- Hov Arek Dance:
- The Armenian dance heritage has been considered one of the oldest and most varied. From the fifth to the third millennia B.C., in the higher regions of Armenia, the land of Ararat, there are rock paintings of scenes of country dancing. These dances were probably accompanied by certain kinds of songs or musical instruments.
- The Armenian dance named “Hov Arek” is staged on the basis of lyrical folk song “Hov arek sarer jan” which means “Dear mountains send me a breeze” from the collection of the famous Armenian musicologist, composer and priest Komitas. Hov Arek song is a lyrical song in which a young man implores the mountains to send a breeze to rid him of his woes. It is a deeply moving song in which the delicate melodic line encompasses a wide range of expression. The dance “Hov Arek” is performed by women that make the dance look very graceful, elegant and delicate. All dancers wear the traditional costume to embody the history of their culture.

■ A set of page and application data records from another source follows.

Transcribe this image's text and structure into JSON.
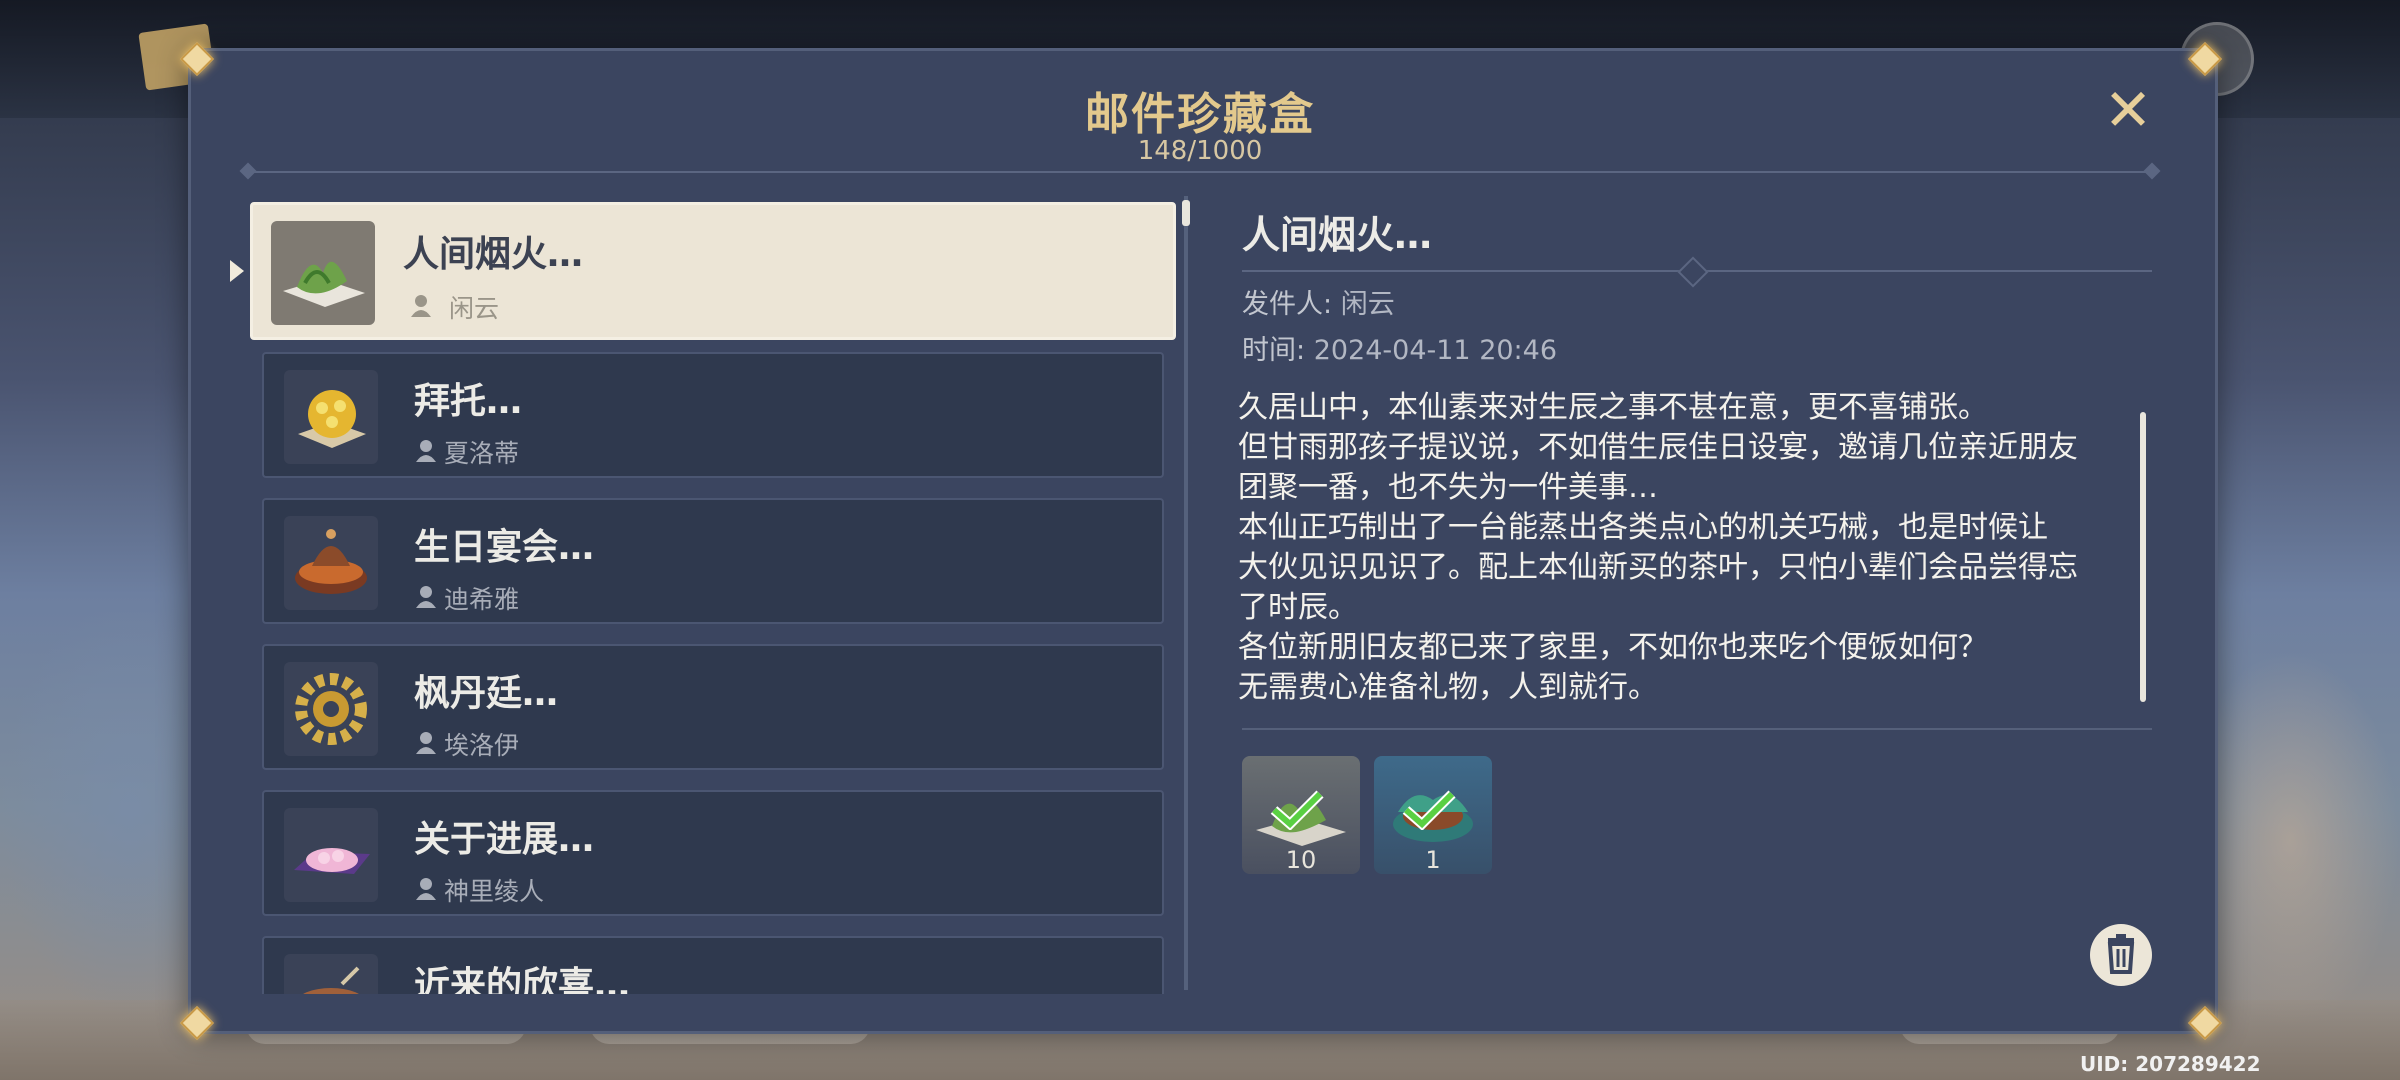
{
  "mailbox": {
    "title": "邮件珍藏盒",
    "count": "148/1000"
  },
  "mails": [
    {
      "title": "人间烟火…",
      "sender": "闲云",
      "icon": "herb-dish-icon"
    },
    {
      "title": "拜托…",
      "sender": "夏洛蒂",
      "icon": "yellow-flower-pastry-icon"
    },
    {
      "title": "生日宴会…",
      "sender": "迪希雅",
      "icon": "stew-pot-icon"
    },
    {
      "title": "枫丹廷…",
      "sender": "埃洛伊",
      "icon": "golden-gear-icon"
    },
    {
      "title": "关于进展…",
      "sender": "神里绫人",
      "icon": "pink-flower-tray-icon"
    },
    {
      "title": "近来的欣喜…",
      "sender": "",
      "icon": "dish-icon"
    }
  ],
  "detail": {
    "title": "人间烟火…",
    "sender_label": "发件人:",
    "sender": "闲云",
    "time_label": "时间:",
    "time": "2024-04-11 20:46",
    "body": [
      "久居山中，本仙素来对生辰之事不甚在意，更不喜铺张。",
      "但甘雨那孩子提议说，不如借生辰佳日设宴，邀请几位亲近朋友",
      "团聚一番，也不失为一件美事…",
      "本仙正巧制出了一台能蒸出各类点心的机关巧械，也是时候让",
      "大伙见识见识了。配上本仙新买的茶叶，只怕小辈们会品尝得忘",
      "了时辰。",
      "各位新朋旧友都已来了家里，不如你也来吃个便饭如何？",
      "无需费心准备礼物，人到就行。"
    ],
    "rewards": [
      {
        "count": "10",
        "icon": "herb-dish-icon",
        "claimed": true
      },
      {
        "count": "1",
        "icon": "bowl-dish-icon",
        "claimed": true
      }
    ]
  },
  "footer": {
    "uid": "UID: 207289422"
  },
  "colors": {
    "panel": "#3b4560",
    "title_gold": "#e3c98d",
    "selected_bg": "#ece5d6",
    "check_green": "#5ad043"
  }
}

- Text : Based on the information received from Ministry of External Affairs, Government of India and Armenia Post.